Findings: We identified 28 552 citations and of these included 522 trials comprising 116 477 participants. In terms of efficacy, all antidepressants were more effective than placebo, with ORs ranging between 2·13 (95% credible interval [CrI] 1·89–2·41) for amitriptyline and 1·37 (1·16–1·63) for reboxetine. For acceptability, only agomelatine (OR 0·84, 95% CrI 0·72–0·97) and fluoxetine (0·88, 0·80–0·96) were associated with fewer dropouts than placebo, whereas clomipramine was worse than placebo (1·30, 1·01–1·68). When all trials were considered, differences in ORs between antidepressants ranged from 1·15 to 1·55 for efficacy and from 0·64 to 0·83 for acceptability, with wide CrIs on most of the comparative analyses. In head-to-head studies, agomelatine, amitriptyline, escitalopram, mirtazapine, paroxetine, venlafaxine, and vortioxetine were more effective than other antidepressants (range of ORs 1·19–1·96), whereas fluoxetine, fluvoxamine, reboxetine, and trazodone were the least efficacious drugs (0·51–0·84). For acceptability, agomelatine, citalopram, escitalopram, fluoxetine, sertraline, and vortioxetine were more tolerable than other antidepressants (range of ORs 0·43–0·77), whereas amitriptyline, clomipramine, duloxetine, fluvoxamine, reboxetine, trazodone, and venlafaxine had the highest dropout rates (1·30–2·32). 46 (9%) of 522 trials were rated as high risk of bias, 380 (73%) trials as moderate, and 96 (18%) as low; and the certainty of evidence was moderate to very low.
Interpretation: All antidepressants were more efficacious than placebo in adults with major depressive disorder. Smaller differences between active drugs were found when placebo-controlled trials were included in the analysis, whereas there was more variability in efficacy and acceptability in head-to-head trials. These results should serve evidence-based practice and inform patients, physicians, guideline developers, and policy makers on the relative merits of the different antidepressants.

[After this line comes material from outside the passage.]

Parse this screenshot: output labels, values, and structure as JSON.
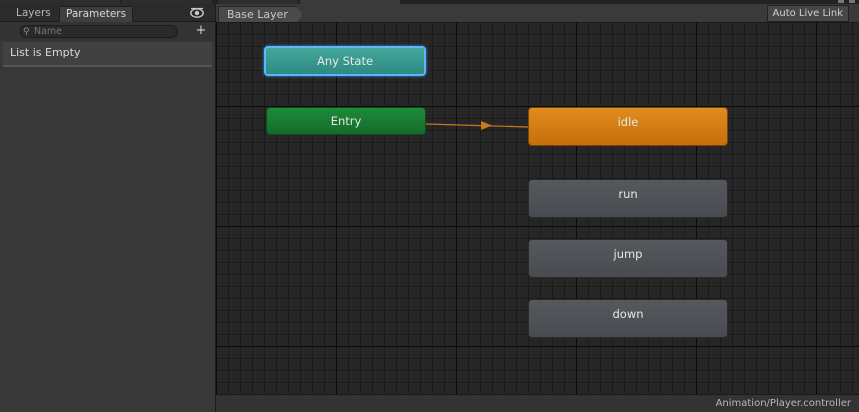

Andrea Cipriani, Toshi A Furukawa, Georgia Salanti, Anna Chaimani, Lauren Z Atkinson, Yusuke Ogawa, Stefan Leucht, Henricus G Ruhe, Erick H Turner, Julian P T Higgins, Matthias Egger, Nozomi Takeshima, Yu Hayasaka, Hissei Imai, Kiyomi Shinohara, Aran Tajika, John PA Ioannidis, John R Geddes
[link url="http://www.ox.ac.uk/news/2018-02-22-antidepressants-more-effective-treating-depression-placebo"]Oxford University material[/link]
[link url="http://www.thelancet.com/journals/lancet/article/PIIS0140-6736(17)32802-7/fulltext"]The Lancet article summary[/link]